You may have heard of “back of the napkin” thinking where some people are talking at a diner. One pulls out a (hopefully paper) napkin and draws something to explain a point.

Supposedly according to myth, President Reagan’s economic policy known as the Laffer Curve or “Trickle Down Economics” was drawn on the back of a napkin and to this day explains the economic theory of some politicians.

IMG 5505

Drawing out thoughts helps us think through a problem. Maybe we won’t set government policy, but maybe we will understand something better or help our organization solve a problem or raise funds.

This book has been around for a while. I’ve heard the author interviewed on several podcasts. I’ve read a little in the past. I recommend this book. Written with wit and insight, it will help you think.

I also use a form of drawing when I take notes during presentations or interviews (like I’ll be doing this afternoon about an Internet of Things survey). I’ll jot down a thought and then use lines or circles to connect thoughts.

By the way, I use pen and a notebook. I love the Uniball Signo Micro 207 pen. It is inexpensive and writes first time, every time with a smooth line. Studies show people writing by hand have better retention than those taking notes on a computer. Plus, it’s hard to draw connecting lines on a computer.

I also recommend learning to use mind maps. Better than traditional outlining for organizing a longer paper.
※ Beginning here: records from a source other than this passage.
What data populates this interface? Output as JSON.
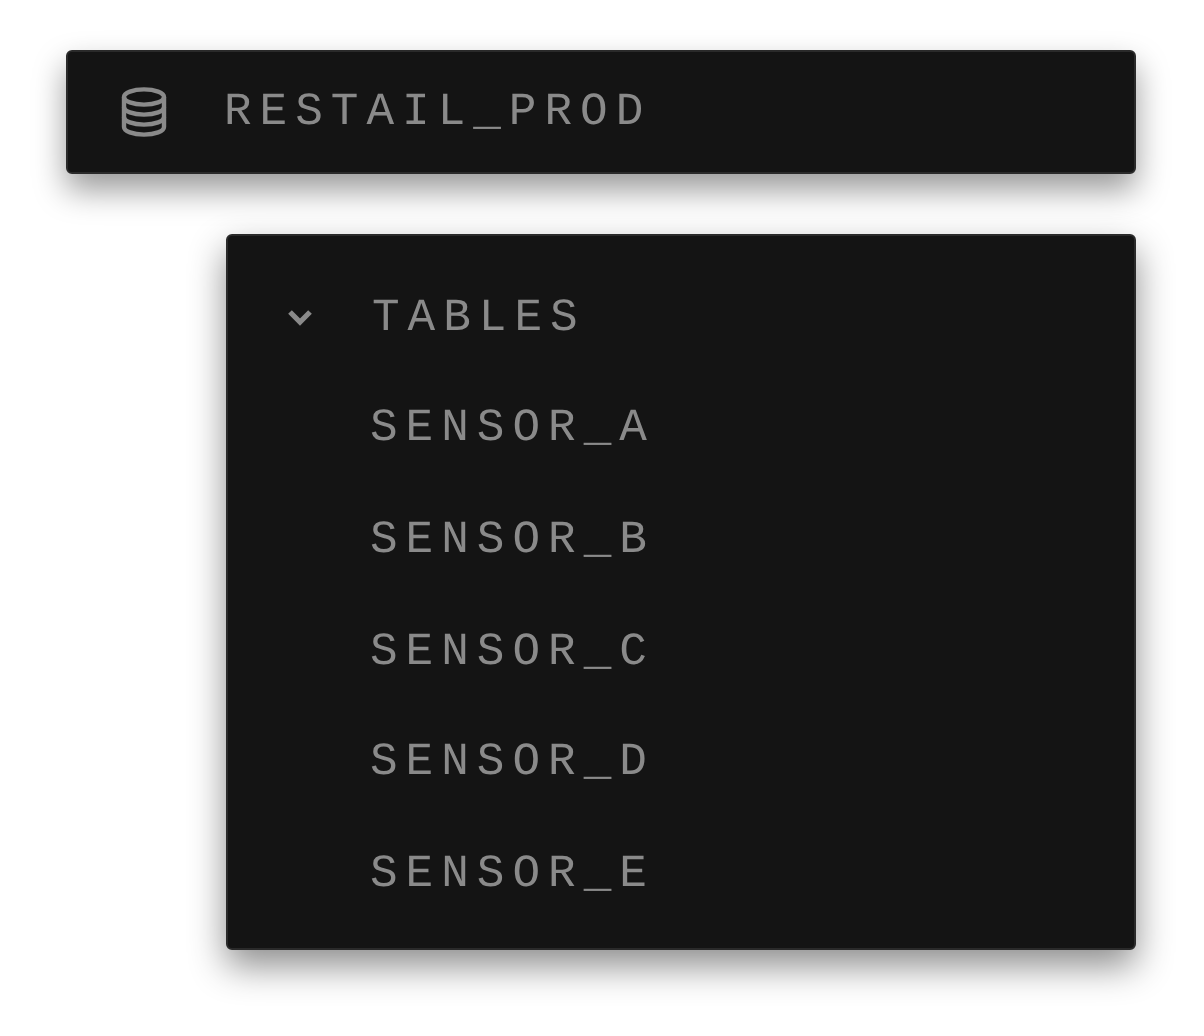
{
  "database": {
    "name": "RESTAIL_PROD"
  },
  "tree": {
    "label": "TABLES",
    "expanded": true,
    "children": [
      {
        "label": "SENSOR_A"
      },
      {
        "label": "SENSOR_B"
      },
      {
        "label": "SENSOR_C"
      },
      {
        "label": "SENSOR_D"
      },
      {
        "label": "SENSOR_E"
      }
    ]
  }
}
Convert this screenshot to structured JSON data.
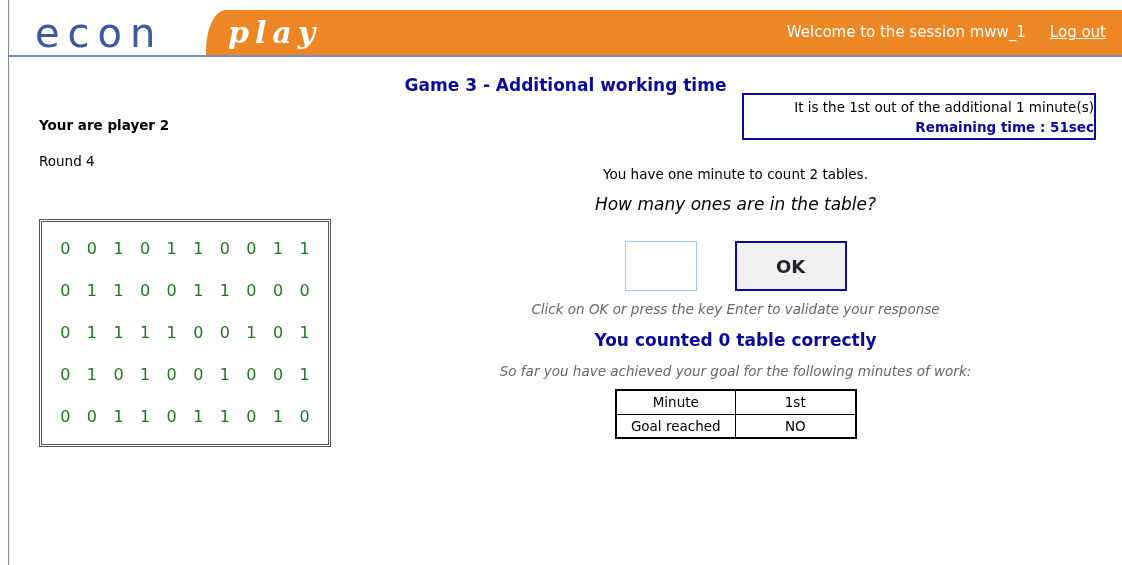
{
  "header": {
    "logo_left": "econ",
    "logo_right": "play",
    "welcome": "Welcome to the session mww_1",
    "logout": "Log out"
  },
  "title": "Game 3 - Additional working time",
  "player": "Your are player 2",
  "round": "Round 4",
  "matrix": [
    [
      "0",
      "0",
      "1",
      "0",
      "1",
      "1",
      "0",
      "0",
      "1",
      "1"
    ],
    [
      "0",
      "1",
      "1",
      "0",
      "0",
      "1",
      "1",
      "0",
      "0",
      "0"
    ],
    [
      "0",
      "1",
      "1",
      "1",
      "1",
      "0",
      "0",
      "1",
      "0",
      "1"
    ],
    [
      "0",
      "1",
      "0",
      "1",
      "0",
      "0",
      "1",
      "0",
      "0",
      "1"
    ],
    [
      "0",
      "0",
      "1",
      "1",
      "0",
      "1",
      "1",
      "0",
      "1",
      "0"
    ]
  ],
  "timer": {
    "info": "It is the 1st out of the additional 1 minute(s)",
    "remaining": "Remaining time : 51sec"
  },
  "instruction": "You have one minute to count 2 tables.",
  "question": "How many ones are in the table?",
  "ok_button": "OK",
  "hint": "Click on OK or press the key Enter to validate your response",
  "counted": "You counted 0 table correctly",
  "goal_text": "So far you have achieved your goal for the following minutes of work:",
  "goal_table": [
    [
      "Minute",
      "1st"
    ],
    [
      "Goal reached",
      "NO"
    ]
  ]
}
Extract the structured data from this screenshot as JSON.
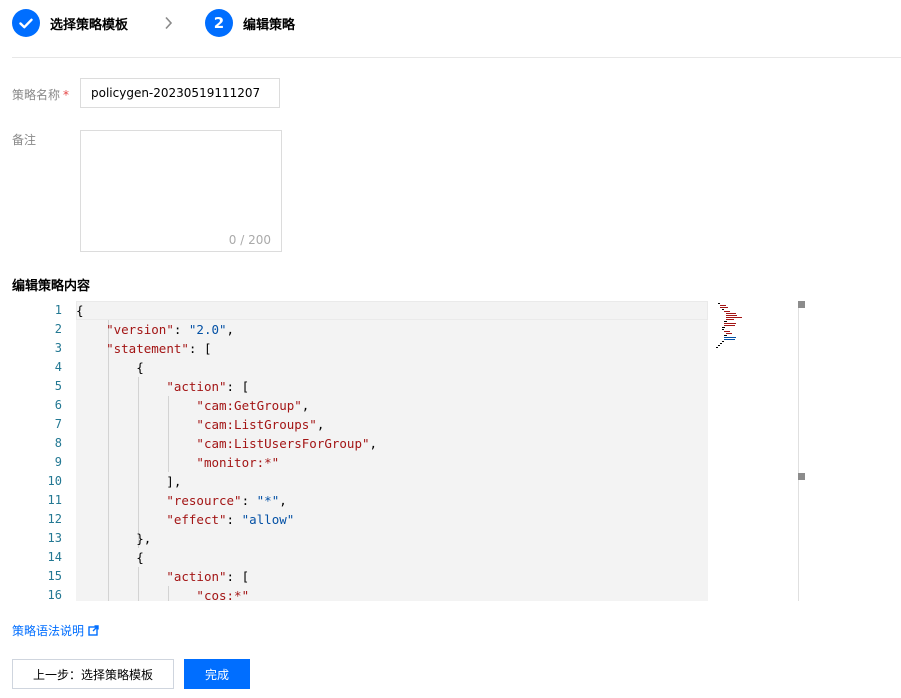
{
  "steps": [
    {
      "number": "",
      "label": "选择策略模板",
      "status": "done"
    },
    {
      "number": "2",
      "label": "编辑策略",
      "status": "active"
    }
  ],
  "form": {
    "name_label": "策略名称",
    "required_mark": "*",
    "name_value": "policygen-20230519111207",
    "remark_label": "备注",
    "remark_value": "",
    "remark_counter": "0 / 200"
  },
  "editor": {
    "section_title": "编辑策略内容",
    "line_numbers": [
      "1",
      "2",
      "3",
      "4",
      "5",
      "6",
      "7",
      "8",
      "9",
      "10",
      "11",
      "12",
      "13",
      "14",
      "15",
      "16"
    ],
    "lines": [
      [
        {
          "t": "p",
          "v": "{"
        }
      ],
      [
        {
          "t": "p",
          "v": "    "
        },
        {
          "t": "k",
          "v": "\"version\""
        },
        {
          "t": "p",
          "v": ": "
        },
        {
          "t": "s",
          "v": "\"2.0\""
        },
        {
          "t": "p",
          "v": ","
        }
      ],
      [
        {
          "t": "p",
          "v": "    "
        },
        {
          "t": "k",
          "v": "\"statement\""
        },
        {
          "t": "p",
          "v": ": ["
        }
      ],
      [
        {
          "t": "p",
          "v": "        {"
        }
      ],
      [
        {
          "t": "p",
          "v": "            "
        },
        {
          "t": "k",
          "v": "\"action\""
        },
        {
          "t": "p",
          "v": ": ["
        }
      ],
      [
        {
          "t": "p",
          "v": "                "
        },
        {
          "t": "k",
          "v": "\"cam:GetGroup\""
        },
        {
          "t": "p",
          "v": ","
        }
      ],
      [
        {
          "t": "p",
          "v": "                "
        },
        {
          "t": "k",
          "v": "\"cam:ListGroups\""
        },
        {
          "t": "p",
          "v": ","
        }
      ],
      [
        {
          "t": "p",
          "v": "                "
        },
        {
          "t": "k",
          "v": "\"cam:ListUsersForGroup\""
        },
        {
          "t": "p",
          "v": ","
        }
      ],
      [
        {
          "t": "p",
          "v": "                "
        },
        {
          "t": "k",
          "v": "\"monitor:*\""
        }
      ],
      [
        {
          "t": "p",
          "v": "            ],"
        }
      ],
      [
        {
          "t": "p",
          "v": "            "
        },
        {
          "t": "k",
          "v": "\"resource\""
        },
        {
          "t": "p",
          "v": ": "
        },
        {
          "t": "s",
          "v": "\"*\""
        },
        {
          "t": "p",
          "v": ","
        }
      ],
      [
        {
          "t": "p",
          "v": "            "
        },
        {
          "t": "k",
          "v": "\"effect\""
        },
        {
          "t": "p",
          "v": ": "
        },
        {
          "t": "s",
          "v": "\"allow\""
        }
      ],
      [
        {
          "t": "p",
          "v": "        },"
        }
      ],
      [
        {
          "t": "p",
          "v": "        {"
        }
      ],
      [
        {
          "t": "p",
          "v": "            "
        },
        {
          "t": "k",
          "v": "\"action\""
        },
        {
          "t": "p",
          "v": ": ["
        }
      ],
      [
        {
          "t": "p",
          "v": "                "
        },
        {
          "t": "k",
          "v": "\"cos:*\""
        }
      ]
    ]
  },
  "help_link": {
    "label": "策略语法说明",
    "icon": "external-link-icon"
  },
  "buttons": {
    "prev_label": "上一步：选择策略模板",
    "done_label": "完成"
  },
  "colors": {
    "primary": "#006eff",
    "key": "#a31515",
    "string": "#0451a5",
    "line_number": "#237893",
    "required": "#e54545"
  }
}
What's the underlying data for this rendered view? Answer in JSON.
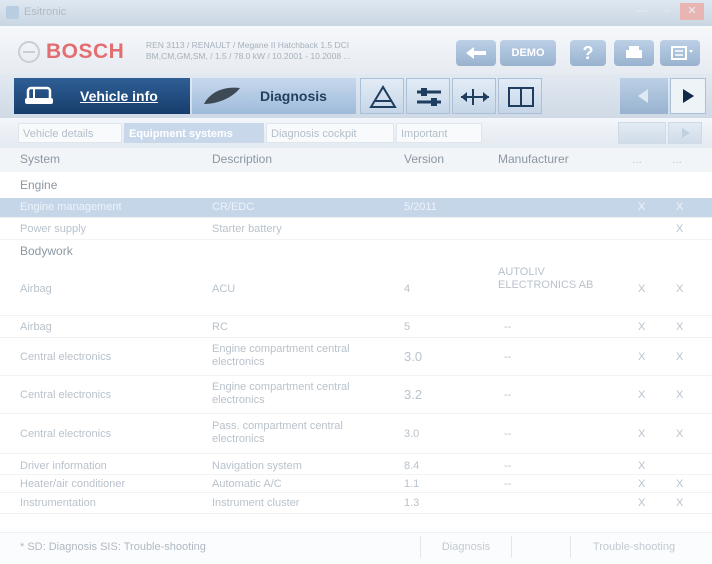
{
  "window": {
    "title": "Esitronic"
  },
  "header": {
    "brand": "BOSCH",
    "vehicle_line1": "REN 3113 / RENAULT / Megane II Hatchback 1.5 DCI",
    "vehicle_line2": "BM,CM,GM,SM, / 1.5 / 78.0 kW / 10.2001 - 10.2008 ...",
    "demo_label": "DEMO",
    "help_label": "?"
  },
  "tabs": {
    "vehicle_info": "Vehicle info",
    "diagnosis": "Diagnosis"
  },
  "subtabs": [
    "Vehicle details",
    "Equipment systems",
    "Diagnosis cockpit",
    "Important"
  ],
  "table": {
    "columns": {
      "system": "System",
      "description": "Description",
      "version": "Version",
      "manufacturer": "Manufacturer",
      "col5": "...",
      "col6": "..."
    },
    "groups": {
      "engine": "Engine",
      "bodywork": "Bodywork"
    },
    "engine_rows": [
      {
        "system": "Engine management",
        "description": "CR/EDC",
        "version": "5/2011",
        "manufacturer": "",
        "d": "X",
        "s": "X"
      },
      {
        "system": "Power supply",
        "description": "Starter battery",
        "version": "",
        "manufacturer": "",
        "d": "",
        "s": "X"
      }
    ],
    "body_rows": [
      {
        "system": "Airbag",
        "description": "ACU",
        "version": "4",
        "manufacturer": "AUTOLIV ELECTRONICS AB",
        "d": "X",
        "s": "X"
      },
      {
        "system": "Airbag",
        "description": "RC",
        "version": "5",
        "manufacturer": "--",
        "d": "X",
        "s": "X"
      },
      {
        "system": "Central electronics",
        "description": "Engine compartment central electronics",
        "version": "3.0",
        "manufacturer": "--",
        "d": "X",
        "s": "X"
      },
      {
        "system": "Central electronics",
        "description": "Engine compartment central electronics",
        "version": "3.2",
        "manufacturer": "--",
        "d": "X",
        "s": "X"
      },
      {
        "system": "Central electronics",
        "description": "Pass. compartment central electronics",
        "version": "3.0",
        "manufacturer": "--",
        "d": "X",
        "s": "X"
      },
      {
        "system": "Driver information",
        "description": "Navigation system",
        "version": "8.4",
        "manufacturer": "--",
        "d": "X",
        "s": ""
      },
      {
        "system": "Heater/air conditioner",
        "description": "Automatic A/C",
        "version": "1.1",
        "manufacturer": "--",
        "d": "X",
        "s": "X"
      },
      {
        "system": "Instrumentation",
        "description": "Instrument cluster",
        "version": "1.3",
        "manufacturer": "--",
        "d": "X",
        "s": "X"
      }
    ]
  },
  "footer": {
    "note": "* SD: Diagnosis  SIS: Trouble-shooting",
    "diagnosis_btn": "Diagnosis",
    "troubleshoot_btn": "Trouble-shooting"
  }
}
Share This

Follow this blog

Get a weekly email of all new posts.